• _DATA FOR THE TASK_
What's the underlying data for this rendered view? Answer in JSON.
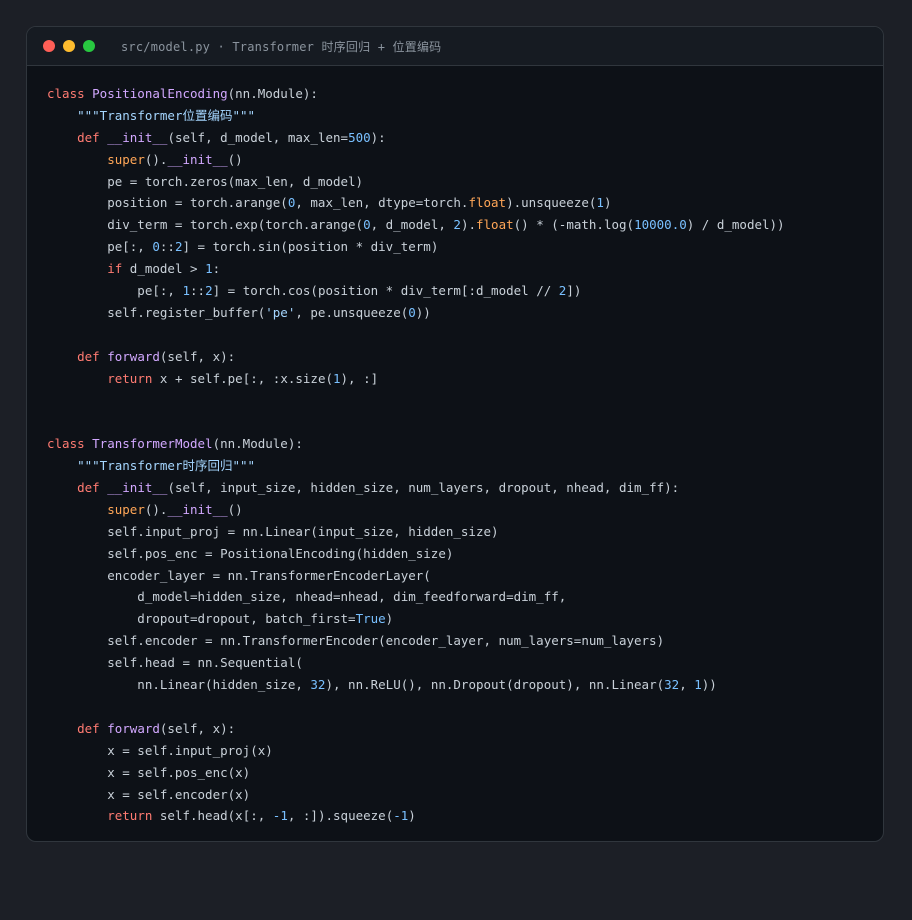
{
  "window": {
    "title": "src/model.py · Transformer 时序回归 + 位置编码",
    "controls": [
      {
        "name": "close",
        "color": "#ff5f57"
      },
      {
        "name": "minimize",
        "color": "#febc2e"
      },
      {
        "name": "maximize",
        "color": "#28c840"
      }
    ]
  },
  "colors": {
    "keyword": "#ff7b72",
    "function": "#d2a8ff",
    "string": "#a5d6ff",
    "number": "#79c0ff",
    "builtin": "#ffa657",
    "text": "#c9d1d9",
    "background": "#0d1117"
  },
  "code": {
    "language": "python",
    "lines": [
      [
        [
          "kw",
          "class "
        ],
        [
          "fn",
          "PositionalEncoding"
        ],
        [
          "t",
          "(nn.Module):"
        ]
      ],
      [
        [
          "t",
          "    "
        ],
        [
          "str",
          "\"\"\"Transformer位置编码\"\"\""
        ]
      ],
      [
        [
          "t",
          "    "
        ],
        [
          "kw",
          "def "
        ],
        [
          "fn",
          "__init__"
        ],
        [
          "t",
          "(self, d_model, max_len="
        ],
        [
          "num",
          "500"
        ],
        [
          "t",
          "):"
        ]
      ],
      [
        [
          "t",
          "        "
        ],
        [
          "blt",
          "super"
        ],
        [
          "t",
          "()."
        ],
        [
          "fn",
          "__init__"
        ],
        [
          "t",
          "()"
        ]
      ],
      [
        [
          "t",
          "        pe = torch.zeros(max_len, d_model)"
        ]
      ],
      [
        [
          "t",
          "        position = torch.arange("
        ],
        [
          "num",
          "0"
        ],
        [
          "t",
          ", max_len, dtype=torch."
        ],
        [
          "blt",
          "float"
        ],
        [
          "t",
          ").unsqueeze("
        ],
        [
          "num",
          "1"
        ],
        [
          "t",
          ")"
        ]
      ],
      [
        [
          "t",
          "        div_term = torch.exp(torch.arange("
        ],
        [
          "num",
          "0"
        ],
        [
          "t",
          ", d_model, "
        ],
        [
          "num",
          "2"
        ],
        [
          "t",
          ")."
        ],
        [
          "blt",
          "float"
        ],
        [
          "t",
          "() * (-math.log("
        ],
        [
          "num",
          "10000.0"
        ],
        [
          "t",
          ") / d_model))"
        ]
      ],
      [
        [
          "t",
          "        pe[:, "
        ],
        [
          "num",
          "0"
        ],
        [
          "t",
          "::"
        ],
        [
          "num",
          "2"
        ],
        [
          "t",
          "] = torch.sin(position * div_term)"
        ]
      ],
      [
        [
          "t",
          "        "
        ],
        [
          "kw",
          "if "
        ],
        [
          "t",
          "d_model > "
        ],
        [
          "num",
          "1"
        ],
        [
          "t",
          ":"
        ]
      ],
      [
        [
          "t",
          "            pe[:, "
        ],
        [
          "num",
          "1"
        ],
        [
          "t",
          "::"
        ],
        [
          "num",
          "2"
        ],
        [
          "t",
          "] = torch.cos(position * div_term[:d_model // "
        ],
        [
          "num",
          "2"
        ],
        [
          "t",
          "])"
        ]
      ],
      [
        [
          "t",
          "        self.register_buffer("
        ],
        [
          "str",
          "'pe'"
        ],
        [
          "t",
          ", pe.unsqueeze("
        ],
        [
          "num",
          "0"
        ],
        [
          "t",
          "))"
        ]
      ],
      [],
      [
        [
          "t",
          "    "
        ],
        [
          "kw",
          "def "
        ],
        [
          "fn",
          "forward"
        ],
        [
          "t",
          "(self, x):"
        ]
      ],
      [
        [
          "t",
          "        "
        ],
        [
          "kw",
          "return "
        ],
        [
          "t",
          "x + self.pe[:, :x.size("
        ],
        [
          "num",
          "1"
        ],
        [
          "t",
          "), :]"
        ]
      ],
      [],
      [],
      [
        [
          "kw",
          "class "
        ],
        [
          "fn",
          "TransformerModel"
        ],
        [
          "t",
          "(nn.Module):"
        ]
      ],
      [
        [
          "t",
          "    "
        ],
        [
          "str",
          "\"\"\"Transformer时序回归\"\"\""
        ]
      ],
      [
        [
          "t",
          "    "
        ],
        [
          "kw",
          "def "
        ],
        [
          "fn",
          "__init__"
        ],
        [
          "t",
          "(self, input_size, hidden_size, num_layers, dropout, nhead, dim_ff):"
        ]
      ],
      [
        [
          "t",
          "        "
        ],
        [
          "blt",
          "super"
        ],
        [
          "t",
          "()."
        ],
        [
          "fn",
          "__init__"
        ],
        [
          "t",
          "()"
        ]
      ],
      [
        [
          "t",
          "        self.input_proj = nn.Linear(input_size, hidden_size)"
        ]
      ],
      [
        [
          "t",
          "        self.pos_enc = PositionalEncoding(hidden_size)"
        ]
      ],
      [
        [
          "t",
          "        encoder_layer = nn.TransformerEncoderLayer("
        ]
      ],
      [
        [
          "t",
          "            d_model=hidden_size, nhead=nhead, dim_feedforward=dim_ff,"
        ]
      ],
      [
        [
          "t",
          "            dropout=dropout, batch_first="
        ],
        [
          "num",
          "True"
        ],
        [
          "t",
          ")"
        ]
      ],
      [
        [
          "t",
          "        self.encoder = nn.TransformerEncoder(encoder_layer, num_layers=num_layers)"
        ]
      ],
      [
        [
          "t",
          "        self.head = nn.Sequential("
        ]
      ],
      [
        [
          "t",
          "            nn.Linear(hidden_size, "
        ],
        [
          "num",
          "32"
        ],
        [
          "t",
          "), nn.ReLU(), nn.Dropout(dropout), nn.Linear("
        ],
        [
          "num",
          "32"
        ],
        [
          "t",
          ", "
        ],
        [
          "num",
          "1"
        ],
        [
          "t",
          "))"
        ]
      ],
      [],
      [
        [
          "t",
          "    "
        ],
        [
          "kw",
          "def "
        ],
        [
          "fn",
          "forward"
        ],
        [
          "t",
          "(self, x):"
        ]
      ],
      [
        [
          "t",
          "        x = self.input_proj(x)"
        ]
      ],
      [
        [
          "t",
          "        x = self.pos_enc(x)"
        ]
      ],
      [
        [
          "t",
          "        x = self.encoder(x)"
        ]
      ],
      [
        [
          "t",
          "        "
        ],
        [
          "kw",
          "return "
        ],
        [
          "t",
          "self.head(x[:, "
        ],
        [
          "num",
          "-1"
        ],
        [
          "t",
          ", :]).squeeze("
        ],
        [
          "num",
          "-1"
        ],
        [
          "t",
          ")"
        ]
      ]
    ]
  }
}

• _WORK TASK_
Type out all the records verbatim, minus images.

• _ANSWER TO THE EXERCISE_
What's the underlying data for this rendered view? Answer in JSON.
{
  "window": {
    "title": "src/model.py · Transformer 时序回归 + 位置编码",
    "controls": [
      {
        "name": "close",
        "color": "#ff5f57"
      },
      {
        "name": "minimize",
        "color": "#febc2e"
      },
      {
        "name": "maximize",
        "color": "#28c840"
      }
    ]
  },
  "colors": {
    "keyword": "#ff7b72",
    "function": "#d2a8ff",
    "string": "#a5d6ff",
    "number": "#79c0ff",
    "builtin": "#ffa657",
    "text": "#c9d1d9",
    "background": "#0d1117"
  },
  "code": {
    "language": "python",
    "lines": [
      [
        [
          "kw",
          "class "
        ],
        [
          "fn",
          "PositionalEncoding"
        ],
        [
          "t",
          "(nn.Module):"
        ]
      ],
      [
        [
          "t",
          "    "
        ],
        [
          "str",
          "\"\"\"Transformer位置编码\"\"\""
        ]
      ],
      [
        [
          "t",
          "    "
        ],
        [
          "kw",
          "def "
        ],
        [
          "fn",
          "__init__"
        ],
        [
          "t",
          "(self, d_model, max_len="
        ],
        [
          "num",
          "500"
        ],
        [
          "t",
          "):"
        ]
      ],
      [
        [
          "t",
          "        "
        ],
        [
          "blt",
          "super"
        ],
        [
          "t",
          "()."
        ],
        [
          "fn",
          "__init__"
        ],
        [
          "t",
          "()"
        ]
      ],
      [
        [
          "t",
          "        pe = torch.zeros(max_len, d_model)"
        ]
      ],
      [
        [
          "t",
          "        position = torch.arange("
        ],
        [
          "num",
          "0"
        ],
        [
          "t",
          ", max_len, dtype=torch."
        ],
        [
          "blt",
          "float"
        ],
        [
          "t",
          ").unsqueeze("
        ],
        [
          "num",
          "1"
        ],
        [
          "t",
          ")"
        ]
      ],
      [
        [
          "t",
          "        div_term = torch.exp(torch.arange("
        ],
        [
          "num",
          "0"
        ],
        [
          "t",
          ", d_model, "
        ],
        [
          "num",
          "2"
        ],
        [
          "t",
          ")."
        ],
        [
          "blt",
          "float"
        ],
        [
          "t",
          "() * (-math.log("
        ],
        [
          "num",
          "10000.0"
        ],
        [
          "t",
          ") / d_model))"
        ]
      ],
      [
        [
          "t",
          "        pe[:, "
        ],
        [
          "num",
          "0"
        ],
        [
          "t",
          "::"
        ],
        [
          "num",
          "2"
        ],
        [
          "t",
          "] = torch.sin(position * div_term)"
        ]
      ],
      [
        [
          "t",
          "        "
        ],
        [
          "kw",
          "if "
        ],
        [
          "t",
          "d_model > "
        ],
        [
          "num",
          "1"
        ],
        [
          "t",
          ":"
        ]
      ],
      [
        [
          "t",
          "            pe[:, "
        ],
        [
          "num",
          "1"
        ],
        [
          "t",
          "::"
        ],
        [
          "num",
          "2"
        ],
        [
          "t",
          "] = torch.cos(position * div_term[:d_model // "
        ],
        [
          "num",
          "2"
        ],
        [
          "t",
          "])"
        ]
      ],
      [
        [
          "t",
          "        self.register_buffer("
        ],
        [
          "str",
          "'pe'"
        ],
        [
          "t",
          ", pe.unsqueeze("
        ],
        [
          "num",
          "0"
        ],
        [
          "t",
          "))"
        ]
      ],
      [],
      [
        [
          "t",
          "    "
        ],
        [
          "kw",
          "def "
        ],
        [
          "fn",
          "forward"
        ],
        [
          "t",
          "(self, x):"
        ]
      ],
      [
        [
          "t",
          "        "
        ],
        [
          "kw",
          "return "
        ],
        [
          "t",
          "x + self.pe[:, :x.size("
        ],
        [
          "num",
          "1"
        ],
        [
          "t",
          "), :]"
        ]
      ],
      [],
      [],
      [
        [
          "kw",
          "class "
        ],
        [
          "fn",
          "TransformerModel"
        ],
        [
          "t",
          "(nn.Module):"
        ]
      ],
      [
        [
          "t",
          "    "
        ],
        [
          "str",
          "\"\"\"Transformer时序回归\"\"\""
        ]
      ],
      [
        [
          "t",
          "    "
        ],
        [
          "kw",
          "def "
        ],
        [
          "fn",
          "__init__"
        ],
        [
          "t",
          "(self, input_size, hidden_size, num_layers, dropout, nhead, dim_ff):"
        ]
      ],
      [
        [
          "t",
          "        "
        ],
        [
          "blt",
          "super"
        ],
        [
          "t",
          "()."
        ],
        [
          "fn",
          "__init__"
        ],
        [
          "t",
          "()"
        ]
      ],
      [
        [
          "t",
          "        self.input_proj = nn.Linear(input_size, hidden_size)"
        ]
      ],
      [
        [
          "t",
          "        self.pos_enc = PositionalEncoding(hidden_size)"
        ]
      ],
      [
        [
          "t",
          "        encoder_layer = nn.TransformerEncoderLayer("
        ]
      ],
      [
        [
          "t",
          "            d_model=hidden_size, nhead=nhead, dim_feedforward=dim_ff,"
        ]
      ],
      [
        [
          "t",
          "            dropout=dropout, batch_first="
        ],
        [
          "num",
          "True"
        ],
        [
          "t",
          ")"
        ]
      ],
      [
        [
          "t",
          "        self.encoder = nn.TransformerEncoder(encoder_layer, num_layers=num_layers)"
        ]
      ],
      [
        [
          "t",
          "        self.head = nn.Sequential("
        ]
      ],
      [
        [
          "t",
          "            nn.Linear(hidden_size, "
        ],
        [
          "num",
          "32"
        ],
        [
          "t",
          "), nn.ReLU(), nn.Dropout(dropout), nn.Linear("
        ],
        [
          "num",
          "32"
        ],
        [
          "t",
          ", "
        ],
        [
          "num",
          "1"
        ],
        [
          "t",
          "))"
        ]
      ],
      [],
      [
        [
          "t",
          "    "
        ],
        [
          "kw",
          "def "
        ],
        [
          "fn",
          "forward"
        ],
        [
          "t",
          "(self, x):"
        ]
      ],
      [
        [
          "t",
          "        x = self.input_proj(x)"
        ]
      ],
      [
        [
          "t",
          "        x = self.pos_enc(x)"
        ]
      ],
      [
        [
          "t",
          "        x = self.encoder(x)"
        ]
      ],
      [
        [
          "t",
          "        "
        ],
        [
          "kw",
          "return "
        ],
        [
          "t",
          "self.head(x[:, "
        ],
        [
          "num",
          "-1"
        ],
        [
          "t",
          ", :]).squeeze("
        ],
        [
          "num",
          "-1"
        ],
        [
          "t",
          ")"
        ]
      ]
    ]
  }
}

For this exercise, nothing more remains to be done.